“For over a century this neighborhood has been a vital center for the city, and home to many small businesses and restaurants,” said Heather Shirey, associate professor and director of graduate studies in art history. “Midway has historically been an affordable neighborhood with a great deal of ethnic and racial diversity, but there are serious concerns about how new developments might destabilize this. Right now, Midway is undergoing tremendous transformation as a result of the light rail line and the new soccer stadium. In this context, we are especially interested in how art might serve to activate community identity as a response to gentrification.”
Shirey, along with Todd Lawrence, associate professor of English, and Paul Lorah, associate professor of geography, have been working with students from across disciplines including art history, geography and cultural studies to document urban art – from tags and stickers to large commissioned murals – found in the Midway neighborhood. These art forms, said Shirey, help to shape the shared environment of a neighborhood.
“I hope that we’ll be able to create documentation, interpretation and analysis of data that will contribute to the mission of our community partner, Midway Murals,” she said. “I also hope that our research will allow for those who are most deeply invested in the Midway neighborhood – residents and business owners – to share their experiences and to be seen, heard and recognized.”
Chioma Uwagwu, a junior majoring in both communication and journalism and in American culture and difference, said the team-based research project gave her a new appreciation for what is considered art, along with an opportunity to explore ethics.
“How do I learn being ethical in my field?” Uwagwu said. “How do I walk through a step-by-step consent agreement? How do we get out there and show we care very much about this neighborhood? Let me prove it to you. This project is rocketing me forward with skills I will use after I leave St. Thomas.”
For junior art history major Summer Erickson, working on the project gave her invaluable firsthand experience of what it’s like to be an outsider trying to earn the trust of a community.
“You have to let them know you’re not trying to take anything from them,” Erickson said. “That you’re not going to take their stories or voice. How do we go out and make sure we aren’t trying to change them? We are outsiders. We have to make sure we’re hyperaware of that and they’re comfortable with us telling their stories. They’re a partner, not someone we’re investigating.”

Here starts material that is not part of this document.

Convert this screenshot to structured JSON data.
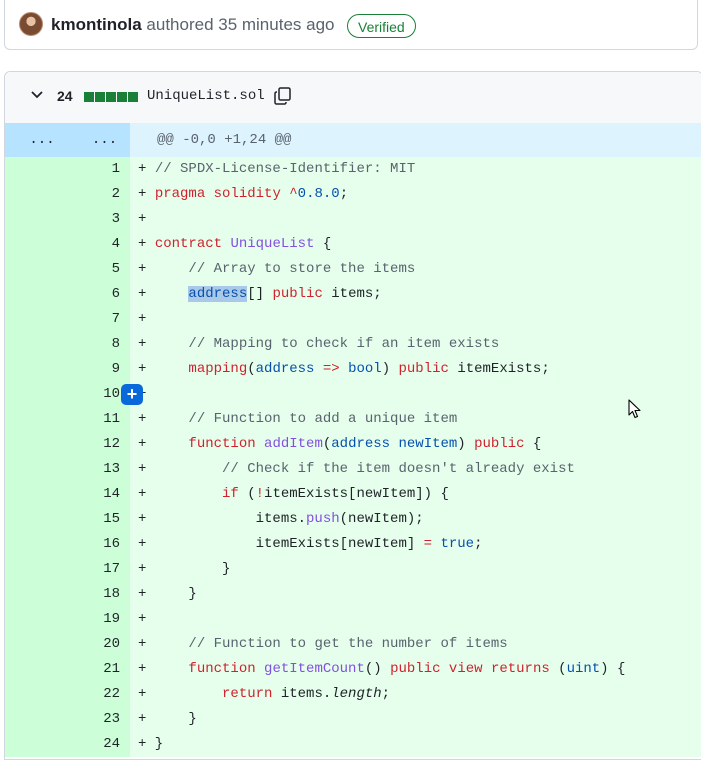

The St. Thomas team is currently working to create a database for their findings. They are putting together Story Maps to make the works of art and the stories they tell accessible to a broad audience, said Shirey.
“Simply documenting the art is quite important, as urban art is extremely ephemeral – here one day, gone the next,” Shirey said. “We are also in the process of engaging with the community by way of interviews with artists, business owners, and community members. This will allow the stories to really bring life to our analysis of the art.”
Shirey said it has been amazing to see students take ownership of different aspects of the project.
“We designed an urban art inventory form and taught them how to use it, but they’ve really made it their own,” she said. “They’ve refined the questions, created an online version of the form that is more efficient and accessible, and they’ve spent many hours in the neighborhood documenting the art.”
The project is continuously evolving, said Erickson.
“We’re not planning on being done with this anytime soon,” she said. “We want to keep delving into Midway. If we feel we’ve done Midway justice, we can expand it to another area in the Twin Cities.”
The group will be holding an event on May 2 at the create[space] in Anderson Student Center where they’ll team up with STELAR to showcase 360 images from the project in virtual reality. There will also be interactive stations highlighting what they’ve learned from their research.